(Congressman Bob Eckhardt still remains
neutral at this time.)
Art Wiese, Washington bureau chief
for the Houston Post, recently made mention of the success the Carter/Mondale
team has had in Texas. He says they've
been able to accomplish "what generations of the state's feuding Democrats
have failed to produce—an alliance, however fragile, between the party's left and
right wings." The political endorsements
are "an enormous tent covering a broad
sweep of ideologies" from former U.S.
Senator Ralph Yarborough to Texas
House Speaker Billy Clayton.
Carter's strength in the black community is formidable, at least in Texas, as
even the most ardent Kennedy supporters
"Blacks seem more inclined to support the incumbent president," Carr says
frowning. "There seems to be a kind of
patriotism that exists in the black community, of supporting the president
through thick or thin, right or wrong.
There are blacks who are for Kennedy, of
course," she stresses but concedes, "that
situation is getting kind of tough for us."
When Carr says tough, she means
tough.

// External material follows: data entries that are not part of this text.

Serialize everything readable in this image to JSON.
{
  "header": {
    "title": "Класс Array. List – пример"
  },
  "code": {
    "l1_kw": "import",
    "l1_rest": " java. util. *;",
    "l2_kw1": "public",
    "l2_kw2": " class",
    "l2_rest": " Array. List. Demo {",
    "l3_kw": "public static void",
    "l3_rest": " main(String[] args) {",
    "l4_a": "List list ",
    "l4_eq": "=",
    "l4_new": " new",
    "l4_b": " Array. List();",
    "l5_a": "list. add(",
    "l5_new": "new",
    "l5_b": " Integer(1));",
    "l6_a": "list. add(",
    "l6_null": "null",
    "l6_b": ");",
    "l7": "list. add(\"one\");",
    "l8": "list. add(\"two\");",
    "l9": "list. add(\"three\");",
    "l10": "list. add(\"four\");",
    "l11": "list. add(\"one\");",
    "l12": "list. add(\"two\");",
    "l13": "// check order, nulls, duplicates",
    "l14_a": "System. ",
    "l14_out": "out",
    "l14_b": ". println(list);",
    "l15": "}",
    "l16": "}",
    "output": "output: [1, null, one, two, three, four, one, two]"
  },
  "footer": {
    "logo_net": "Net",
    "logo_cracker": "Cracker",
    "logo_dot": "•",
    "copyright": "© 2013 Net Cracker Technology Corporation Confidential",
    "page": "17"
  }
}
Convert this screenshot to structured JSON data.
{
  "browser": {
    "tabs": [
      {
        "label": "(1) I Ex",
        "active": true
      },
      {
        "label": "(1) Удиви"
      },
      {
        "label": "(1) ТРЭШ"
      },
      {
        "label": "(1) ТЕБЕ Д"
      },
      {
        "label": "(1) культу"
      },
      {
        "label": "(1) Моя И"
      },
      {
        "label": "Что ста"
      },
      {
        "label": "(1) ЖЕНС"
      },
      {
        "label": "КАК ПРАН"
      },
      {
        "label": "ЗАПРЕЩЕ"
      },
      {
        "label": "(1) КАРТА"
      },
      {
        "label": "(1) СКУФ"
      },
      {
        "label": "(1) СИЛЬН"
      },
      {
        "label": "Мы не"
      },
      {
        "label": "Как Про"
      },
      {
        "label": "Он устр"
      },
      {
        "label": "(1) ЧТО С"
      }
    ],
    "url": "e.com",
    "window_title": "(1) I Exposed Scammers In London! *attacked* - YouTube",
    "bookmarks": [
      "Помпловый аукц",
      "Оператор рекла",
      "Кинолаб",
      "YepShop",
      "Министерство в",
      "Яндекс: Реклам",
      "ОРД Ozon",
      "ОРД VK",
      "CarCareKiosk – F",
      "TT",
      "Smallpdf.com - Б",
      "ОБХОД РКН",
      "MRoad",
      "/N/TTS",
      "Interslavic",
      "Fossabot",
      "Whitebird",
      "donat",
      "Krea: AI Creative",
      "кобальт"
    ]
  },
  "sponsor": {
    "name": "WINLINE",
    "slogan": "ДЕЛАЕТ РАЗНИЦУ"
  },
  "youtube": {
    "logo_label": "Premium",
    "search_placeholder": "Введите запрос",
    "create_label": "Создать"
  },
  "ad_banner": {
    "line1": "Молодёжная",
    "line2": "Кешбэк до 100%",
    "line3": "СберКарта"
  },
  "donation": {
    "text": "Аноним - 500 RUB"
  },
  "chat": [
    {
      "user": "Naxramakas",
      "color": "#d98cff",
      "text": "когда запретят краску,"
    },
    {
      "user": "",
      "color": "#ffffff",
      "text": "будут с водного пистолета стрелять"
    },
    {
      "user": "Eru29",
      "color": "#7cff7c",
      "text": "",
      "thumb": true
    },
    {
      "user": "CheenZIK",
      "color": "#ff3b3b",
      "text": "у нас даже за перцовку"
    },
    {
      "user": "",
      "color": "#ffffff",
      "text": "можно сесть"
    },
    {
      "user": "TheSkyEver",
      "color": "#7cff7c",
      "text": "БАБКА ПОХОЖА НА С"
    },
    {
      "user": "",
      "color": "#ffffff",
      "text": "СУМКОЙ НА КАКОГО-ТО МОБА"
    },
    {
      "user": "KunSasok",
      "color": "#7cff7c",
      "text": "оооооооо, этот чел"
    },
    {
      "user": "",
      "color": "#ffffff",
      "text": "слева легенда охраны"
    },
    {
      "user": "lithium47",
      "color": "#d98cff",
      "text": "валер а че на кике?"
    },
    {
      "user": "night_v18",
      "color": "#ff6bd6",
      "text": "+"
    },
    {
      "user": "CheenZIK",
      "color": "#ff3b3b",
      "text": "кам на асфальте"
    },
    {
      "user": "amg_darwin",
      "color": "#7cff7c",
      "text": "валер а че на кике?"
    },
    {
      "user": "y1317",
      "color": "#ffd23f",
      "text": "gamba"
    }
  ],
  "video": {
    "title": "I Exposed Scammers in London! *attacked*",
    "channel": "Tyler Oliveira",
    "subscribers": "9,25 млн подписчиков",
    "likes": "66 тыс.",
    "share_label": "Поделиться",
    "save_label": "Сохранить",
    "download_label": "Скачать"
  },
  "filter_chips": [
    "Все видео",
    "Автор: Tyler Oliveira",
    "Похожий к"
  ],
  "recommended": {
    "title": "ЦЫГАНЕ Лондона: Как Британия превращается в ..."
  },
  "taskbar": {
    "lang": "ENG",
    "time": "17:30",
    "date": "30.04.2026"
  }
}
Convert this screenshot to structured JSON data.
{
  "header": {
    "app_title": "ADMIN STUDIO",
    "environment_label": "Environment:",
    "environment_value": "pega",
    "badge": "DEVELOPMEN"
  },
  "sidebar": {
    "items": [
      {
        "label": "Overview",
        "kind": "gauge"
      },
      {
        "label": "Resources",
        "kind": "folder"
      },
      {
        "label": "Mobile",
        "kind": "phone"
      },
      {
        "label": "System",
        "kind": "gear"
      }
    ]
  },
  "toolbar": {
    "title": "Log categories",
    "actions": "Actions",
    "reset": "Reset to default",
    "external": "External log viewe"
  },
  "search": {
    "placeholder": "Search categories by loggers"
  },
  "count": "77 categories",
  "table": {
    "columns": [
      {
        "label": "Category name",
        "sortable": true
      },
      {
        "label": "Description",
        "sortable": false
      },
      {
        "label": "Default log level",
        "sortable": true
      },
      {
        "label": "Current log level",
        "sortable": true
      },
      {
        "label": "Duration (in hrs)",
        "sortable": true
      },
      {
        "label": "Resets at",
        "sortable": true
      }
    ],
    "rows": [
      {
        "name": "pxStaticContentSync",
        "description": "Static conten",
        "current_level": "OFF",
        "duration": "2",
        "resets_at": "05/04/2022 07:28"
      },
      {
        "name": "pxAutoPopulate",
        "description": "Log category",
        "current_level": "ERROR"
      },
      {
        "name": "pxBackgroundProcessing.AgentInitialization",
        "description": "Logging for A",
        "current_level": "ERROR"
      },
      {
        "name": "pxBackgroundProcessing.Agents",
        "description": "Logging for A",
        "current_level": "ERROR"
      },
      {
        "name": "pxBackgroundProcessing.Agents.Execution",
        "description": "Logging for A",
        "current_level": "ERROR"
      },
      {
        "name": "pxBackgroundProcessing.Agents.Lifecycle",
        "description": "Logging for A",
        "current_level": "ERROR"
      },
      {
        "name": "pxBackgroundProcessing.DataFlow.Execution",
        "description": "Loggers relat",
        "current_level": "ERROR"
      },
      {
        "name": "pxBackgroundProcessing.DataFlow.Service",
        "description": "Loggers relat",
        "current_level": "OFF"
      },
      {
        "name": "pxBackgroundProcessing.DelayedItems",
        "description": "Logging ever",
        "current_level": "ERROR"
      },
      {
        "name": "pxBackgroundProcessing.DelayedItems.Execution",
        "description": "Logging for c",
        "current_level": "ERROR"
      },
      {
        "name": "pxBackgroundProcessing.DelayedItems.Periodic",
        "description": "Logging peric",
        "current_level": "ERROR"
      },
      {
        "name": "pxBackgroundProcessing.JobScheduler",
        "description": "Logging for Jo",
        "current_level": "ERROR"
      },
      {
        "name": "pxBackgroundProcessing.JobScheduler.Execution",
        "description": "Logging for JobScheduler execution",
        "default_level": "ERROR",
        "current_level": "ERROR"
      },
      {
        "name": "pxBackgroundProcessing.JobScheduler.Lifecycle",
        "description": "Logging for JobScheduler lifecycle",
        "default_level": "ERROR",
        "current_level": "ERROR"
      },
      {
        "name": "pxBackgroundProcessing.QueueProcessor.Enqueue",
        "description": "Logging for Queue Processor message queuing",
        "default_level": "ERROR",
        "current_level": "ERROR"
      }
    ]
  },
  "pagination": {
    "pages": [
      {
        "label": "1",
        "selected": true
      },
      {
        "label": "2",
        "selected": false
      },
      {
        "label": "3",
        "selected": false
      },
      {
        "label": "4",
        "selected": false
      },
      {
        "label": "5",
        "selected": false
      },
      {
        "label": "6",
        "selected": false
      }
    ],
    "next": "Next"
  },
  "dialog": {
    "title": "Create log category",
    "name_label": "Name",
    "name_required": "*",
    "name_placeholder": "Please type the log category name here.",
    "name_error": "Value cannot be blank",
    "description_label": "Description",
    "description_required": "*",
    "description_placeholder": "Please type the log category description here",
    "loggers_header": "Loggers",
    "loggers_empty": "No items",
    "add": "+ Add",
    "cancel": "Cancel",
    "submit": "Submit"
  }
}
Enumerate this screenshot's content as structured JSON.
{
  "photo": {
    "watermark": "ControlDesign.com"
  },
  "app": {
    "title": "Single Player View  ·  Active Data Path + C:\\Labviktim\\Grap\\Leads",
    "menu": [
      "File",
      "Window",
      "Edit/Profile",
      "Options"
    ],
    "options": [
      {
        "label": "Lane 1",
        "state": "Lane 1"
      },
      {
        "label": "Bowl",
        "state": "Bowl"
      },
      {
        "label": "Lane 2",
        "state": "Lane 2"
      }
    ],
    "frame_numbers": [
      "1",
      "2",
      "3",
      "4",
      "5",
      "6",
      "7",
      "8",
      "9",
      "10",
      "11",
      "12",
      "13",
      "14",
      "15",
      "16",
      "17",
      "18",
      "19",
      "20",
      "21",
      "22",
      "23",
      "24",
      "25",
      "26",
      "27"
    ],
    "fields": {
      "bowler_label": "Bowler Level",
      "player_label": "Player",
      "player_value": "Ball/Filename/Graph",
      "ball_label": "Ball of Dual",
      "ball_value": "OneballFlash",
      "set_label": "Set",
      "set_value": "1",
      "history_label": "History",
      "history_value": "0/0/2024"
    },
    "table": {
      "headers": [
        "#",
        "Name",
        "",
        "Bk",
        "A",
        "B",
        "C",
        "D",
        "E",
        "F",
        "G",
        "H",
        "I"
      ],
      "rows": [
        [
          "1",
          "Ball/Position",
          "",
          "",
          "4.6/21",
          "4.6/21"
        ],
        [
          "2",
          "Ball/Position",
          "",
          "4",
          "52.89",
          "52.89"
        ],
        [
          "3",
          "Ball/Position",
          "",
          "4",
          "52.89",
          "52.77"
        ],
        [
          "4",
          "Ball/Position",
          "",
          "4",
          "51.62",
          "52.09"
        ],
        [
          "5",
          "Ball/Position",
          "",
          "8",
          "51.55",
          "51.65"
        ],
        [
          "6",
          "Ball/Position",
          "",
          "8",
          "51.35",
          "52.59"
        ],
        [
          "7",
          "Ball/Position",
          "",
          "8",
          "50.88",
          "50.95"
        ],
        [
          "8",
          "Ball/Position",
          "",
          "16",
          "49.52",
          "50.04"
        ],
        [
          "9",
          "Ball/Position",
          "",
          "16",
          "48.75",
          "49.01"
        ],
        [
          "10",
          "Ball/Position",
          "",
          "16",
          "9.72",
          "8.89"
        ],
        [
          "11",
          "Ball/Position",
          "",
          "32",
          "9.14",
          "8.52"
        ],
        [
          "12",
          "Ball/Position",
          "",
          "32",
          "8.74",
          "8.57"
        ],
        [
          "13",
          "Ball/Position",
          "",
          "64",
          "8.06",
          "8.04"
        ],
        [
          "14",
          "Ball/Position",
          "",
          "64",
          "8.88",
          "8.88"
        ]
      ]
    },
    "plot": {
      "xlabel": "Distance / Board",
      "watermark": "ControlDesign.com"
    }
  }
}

At a banquet honoring Texas
Democratic chair Billy Goldberg (March
27), Vice President Walter Mondale
announced U.S. Representative Mickey
Leland's endorsement of President Carter.
Leland had been uncommitted and many
felt he was a natural for Kennedy, citing
Leland and Kennedy's camaraderie on
health care legislation.
However after flying in from Washington with Mondale that night, the freshman congressman allowed the vice president to break the news to the crowd. It
stunned the Kennedy people and angered
some of them to hear from the pulpit
that Leland would be a co-manager of
the Texas Carter/Mondale re-election
Billie Carr does not hide her feelings
on the matter and says she was openly
disappointed. Leland even surprised some
Carter people, she says. "They understand why they have to be for Carter, but
even they expected Mickey to be pure, a
"He's the only Congressman with a
safe district. He can do anything he wants
She thinks Leland's decision "will do
more harm to Mickey than it will to the
Carr feels if Kennedy were doing
better nationally, he would probably
enjoy more support among black Texas
And if former UN Ambassador
Andrew Young's assessment is correct,
Carr is right on target.
In a recent address here to a predominantly black audience, Young encouraged
blacks to vote for Carter since he was
almost a shoo-in for the Democratic
Voting for a winner, Young suggested,
was the politically prudent route for
blacks to take.
Of interest in the midst of all the black
politicians voicing their support for the
administration is a Harris poll in mid-
April that shows Kennedy leading Carter
nationwide among black Democratic